- _Exercise requirements_
Among the entries below, count the lines holding the string "rownum". Respond with the number alone.

- _The data_
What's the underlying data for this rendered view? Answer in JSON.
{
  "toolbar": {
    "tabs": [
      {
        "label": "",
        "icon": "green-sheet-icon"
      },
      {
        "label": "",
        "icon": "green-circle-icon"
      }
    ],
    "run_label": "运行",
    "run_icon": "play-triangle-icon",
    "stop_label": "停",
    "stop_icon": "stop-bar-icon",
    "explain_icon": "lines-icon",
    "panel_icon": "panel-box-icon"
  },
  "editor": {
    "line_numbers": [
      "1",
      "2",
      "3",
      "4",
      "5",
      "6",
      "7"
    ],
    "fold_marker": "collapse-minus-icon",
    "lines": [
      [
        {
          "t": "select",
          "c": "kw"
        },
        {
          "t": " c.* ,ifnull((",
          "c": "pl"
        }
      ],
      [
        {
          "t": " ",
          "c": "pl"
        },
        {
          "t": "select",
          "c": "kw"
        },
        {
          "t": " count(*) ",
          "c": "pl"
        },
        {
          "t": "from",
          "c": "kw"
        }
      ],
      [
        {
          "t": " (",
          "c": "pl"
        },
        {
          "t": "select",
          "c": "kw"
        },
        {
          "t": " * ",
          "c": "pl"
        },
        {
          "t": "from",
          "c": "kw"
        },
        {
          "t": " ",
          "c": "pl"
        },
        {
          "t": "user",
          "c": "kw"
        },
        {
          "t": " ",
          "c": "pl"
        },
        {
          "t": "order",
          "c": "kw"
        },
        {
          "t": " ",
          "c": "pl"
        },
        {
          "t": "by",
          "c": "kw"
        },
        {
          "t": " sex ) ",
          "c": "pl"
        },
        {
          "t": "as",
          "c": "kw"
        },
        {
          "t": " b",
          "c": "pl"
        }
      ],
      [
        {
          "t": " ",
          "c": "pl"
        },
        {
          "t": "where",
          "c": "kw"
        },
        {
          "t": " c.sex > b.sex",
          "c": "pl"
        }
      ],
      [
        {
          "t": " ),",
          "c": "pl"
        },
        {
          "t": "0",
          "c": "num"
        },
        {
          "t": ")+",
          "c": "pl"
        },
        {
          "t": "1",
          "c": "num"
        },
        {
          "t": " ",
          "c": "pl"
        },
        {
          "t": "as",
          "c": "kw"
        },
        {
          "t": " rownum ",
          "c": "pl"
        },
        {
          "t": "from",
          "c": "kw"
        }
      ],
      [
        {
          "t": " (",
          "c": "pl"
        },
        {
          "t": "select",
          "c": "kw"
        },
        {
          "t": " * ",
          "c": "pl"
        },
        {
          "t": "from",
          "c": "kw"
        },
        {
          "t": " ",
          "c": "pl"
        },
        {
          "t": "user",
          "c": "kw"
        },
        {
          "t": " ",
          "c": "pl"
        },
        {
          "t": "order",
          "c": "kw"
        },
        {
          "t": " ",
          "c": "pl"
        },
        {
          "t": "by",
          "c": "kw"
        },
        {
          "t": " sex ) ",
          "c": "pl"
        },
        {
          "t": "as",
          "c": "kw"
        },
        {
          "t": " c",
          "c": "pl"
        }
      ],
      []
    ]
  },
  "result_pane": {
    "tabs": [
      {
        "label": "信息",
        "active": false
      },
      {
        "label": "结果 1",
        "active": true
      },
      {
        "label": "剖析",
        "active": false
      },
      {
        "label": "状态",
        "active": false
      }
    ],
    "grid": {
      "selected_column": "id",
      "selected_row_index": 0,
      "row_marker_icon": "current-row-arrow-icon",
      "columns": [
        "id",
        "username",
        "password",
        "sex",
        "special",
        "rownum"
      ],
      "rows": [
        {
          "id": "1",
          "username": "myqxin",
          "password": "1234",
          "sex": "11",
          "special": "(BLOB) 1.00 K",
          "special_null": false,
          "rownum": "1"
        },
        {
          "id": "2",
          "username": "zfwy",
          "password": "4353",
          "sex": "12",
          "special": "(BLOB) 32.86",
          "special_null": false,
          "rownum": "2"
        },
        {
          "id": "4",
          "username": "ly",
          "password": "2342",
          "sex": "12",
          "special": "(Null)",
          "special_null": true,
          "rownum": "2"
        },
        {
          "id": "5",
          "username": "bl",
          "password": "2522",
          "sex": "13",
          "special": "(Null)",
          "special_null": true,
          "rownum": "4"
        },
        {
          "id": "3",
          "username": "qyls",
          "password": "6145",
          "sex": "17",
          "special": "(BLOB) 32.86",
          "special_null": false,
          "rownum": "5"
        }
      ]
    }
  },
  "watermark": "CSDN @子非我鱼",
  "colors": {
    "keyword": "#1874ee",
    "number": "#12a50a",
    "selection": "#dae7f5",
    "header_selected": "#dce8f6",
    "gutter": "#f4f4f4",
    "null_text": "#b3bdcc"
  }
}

- _Exercise solution_
7